- Holden’s loneliness and lack of love continues throughout the novel. Holden has been wearing a red hunting cap every day, asking the cab driver what happens to the ducks in the central park lagoon during the winter and even attempting to pick up girls. As part of picking up girls, Holden meets a young lady named Sally Hayes. As he wanders around town, a boy coming out of church is singing “If a body catch a body coming through the rye” and Holden stops and wonders what that could possibly mean. Later in that day the date did not go so well and Holden decides to run away again, but he couldn’t possibly leave without saying goodbye to his sister Phoebe.... [tags: holden, american culture]
1764 words (5 pages)
- Holden Caulfield is a troubled teenager overwhelmed by the difficulties of life and the new responsibilities he has to take on, along with his disturbing and traumatizing past. Holden 's struggles grow to be unbearable, leading to major mental breakdowns and growing distrust in society and people - even close friends - forcing him to retreat to a mental rehabilitation institution to recover. Holden 's mental instability is a direct result of the incident at Elkton Hills and is predominant during the times of Allie 's death, his summer with Jane Gallagher, his stay with Mr.... [tags: The Catcher in the Rye, Holden Caulfield]
1800 words (5.1 pages)
- In the novel The Catcher in the Rye, the leading character, Holden Caulfield, emerges as an adolescence lost in his own private world of pain and suffering, yet ostensibly he was able to provide himself with all the luxuries and splendors of American society. Holden is presented as a failure who struggles to stay in at least one of the four schools he's been kicked out of. This can reflect that Holden can't manage to get by in life. Throughout the book, it is obvious that Holden is running from so many things such as growing up, reality and people who are phonies.... [tags: catcher in the rye, holden caulfied]
1350 words (3.9 pages)
- Holden as a Hero Catcher in the Rye by J.D. Salinger is a story about the trials of life and the toll it can take on the psyche. I believe that Holden Caulfield is an under credited hero. He is a teenager forced to grow up in a time of turmoil with severe emotional handicaps placed upon him by family, friends and life in general. Holden is one confused kid trying to beat the Man in the 1950’s. He grew up ignored by his parents, drifting from school to school in search of a purer lifestyle. On page one Holden humbly describes his lousy growing up.... [tags: essays research papers]
639 words (1.8 pages)
- During the course of this World Literature class, several stories have been covered that accurately describe Joseph Campbell's mono-myth, or basic pattern found in narratives from every corner of the world.
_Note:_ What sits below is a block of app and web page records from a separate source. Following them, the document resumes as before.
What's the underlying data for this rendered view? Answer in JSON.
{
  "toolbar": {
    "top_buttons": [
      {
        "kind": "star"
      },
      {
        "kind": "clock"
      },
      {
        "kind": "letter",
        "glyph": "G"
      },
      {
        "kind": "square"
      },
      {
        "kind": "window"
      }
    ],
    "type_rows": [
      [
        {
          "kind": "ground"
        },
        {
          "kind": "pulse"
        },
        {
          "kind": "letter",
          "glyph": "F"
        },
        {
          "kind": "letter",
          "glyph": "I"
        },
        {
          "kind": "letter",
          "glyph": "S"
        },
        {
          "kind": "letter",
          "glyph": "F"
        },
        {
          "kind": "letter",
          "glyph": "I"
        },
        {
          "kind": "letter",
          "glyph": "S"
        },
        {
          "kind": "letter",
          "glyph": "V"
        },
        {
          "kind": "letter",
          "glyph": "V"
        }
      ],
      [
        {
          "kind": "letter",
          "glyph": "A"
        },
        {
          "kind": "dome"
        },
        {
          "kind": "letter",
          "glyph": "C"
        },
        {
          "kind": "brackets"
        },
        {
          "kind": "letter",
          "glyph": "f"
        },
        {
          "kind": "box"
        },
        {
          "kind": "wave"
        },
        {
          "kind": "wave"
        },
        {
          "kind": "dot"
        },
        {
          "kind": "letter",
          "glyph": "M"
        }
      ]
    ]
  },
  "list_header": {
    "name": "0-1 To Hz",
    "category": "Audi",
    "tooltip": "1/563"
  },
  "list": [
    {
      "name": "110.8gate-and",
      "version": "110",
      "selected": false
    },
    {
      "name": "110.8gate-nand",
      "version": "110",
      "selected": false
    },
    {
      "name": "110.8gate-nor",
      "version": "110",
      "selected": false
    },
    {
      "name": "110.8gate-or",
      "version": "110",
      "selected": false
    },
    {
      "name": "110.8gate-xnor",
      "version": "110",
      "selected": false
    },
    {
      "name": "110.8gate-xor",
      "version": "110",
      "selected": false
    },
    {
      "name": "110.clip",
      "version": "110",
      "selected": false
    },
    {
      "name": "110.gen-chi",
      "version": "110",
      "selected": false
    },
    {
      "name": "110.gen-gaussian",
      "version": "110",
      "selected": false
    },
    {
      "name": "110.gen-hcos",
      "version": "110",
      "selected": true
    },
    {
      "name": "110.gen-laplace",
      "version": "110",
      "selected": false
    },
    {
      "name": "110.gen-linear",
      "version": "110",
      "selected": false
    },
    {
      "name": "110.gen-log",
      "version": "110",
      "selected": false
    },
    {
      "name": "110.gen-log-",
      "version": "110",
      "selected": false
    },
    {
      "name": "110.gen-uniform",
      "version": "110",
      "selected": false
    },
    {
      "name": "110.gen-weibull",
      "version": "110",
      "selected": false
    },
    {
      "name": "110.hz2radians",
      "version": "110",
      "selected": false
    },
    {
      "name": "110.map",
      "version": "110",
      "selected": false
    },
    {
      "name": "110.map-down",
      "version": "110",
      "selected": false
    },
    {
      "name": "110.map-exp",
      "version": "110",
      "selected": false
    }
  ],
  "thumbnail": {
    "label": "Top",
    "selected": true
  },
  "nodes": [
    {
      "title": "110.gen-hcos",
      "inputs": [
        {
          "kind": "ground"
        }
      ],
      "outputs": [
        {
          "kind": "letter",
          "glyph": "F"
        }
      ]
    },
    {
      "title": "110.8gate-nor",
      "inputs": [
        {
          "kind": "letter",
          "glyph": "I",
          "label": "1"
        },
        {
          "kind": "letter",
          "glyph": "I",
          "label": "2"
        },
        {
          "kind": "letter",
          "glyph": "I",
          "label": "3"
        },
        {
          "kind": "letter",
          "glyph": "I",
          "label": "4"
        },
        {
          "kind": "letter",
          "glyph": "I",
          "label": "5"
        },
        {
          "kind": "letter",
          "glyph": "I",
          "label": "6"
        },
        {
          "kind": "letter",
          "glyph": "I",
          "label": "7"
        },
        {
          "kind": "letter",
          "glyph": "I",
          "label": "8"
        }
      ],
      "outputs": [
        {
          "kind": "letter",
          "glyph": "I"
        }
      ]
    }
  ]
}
The Hero's Journey in it's entirety has seventeen stages or steps, but if boiled down can be described in three; the departure, the initiation, and the return (Monomyth Cycle). Each stage has several steps, but the cycle describes the hero starting in his initial state, encountering something to change him, and this his return as a changed person.... [tags: Essay on The Hero's Journey]
1745 words (5 pages)
- Joseph Campbell is known to be the creator of the Hero’s Journey paradigm. Where an individual leaves the known world to an unfamiliar world.The hero then faces difficulties in the process that make them a stronger individual, learning from their mistakes and becoming well aware of both their ordinary world and unfamiliar world. “Again and again I vowed that someday I would end this hunger of mine, this apartness, this eternal difference; and I did not suspect that I would never get intimately into their lives, that I was doomed to live with them but not of them, that I had my own strange and separate road, a road which in later years would make them wonder how I had come to tread it” (Wrigh... [tags: Stages of the Hero's Journey]
1768 words (5.1 pages)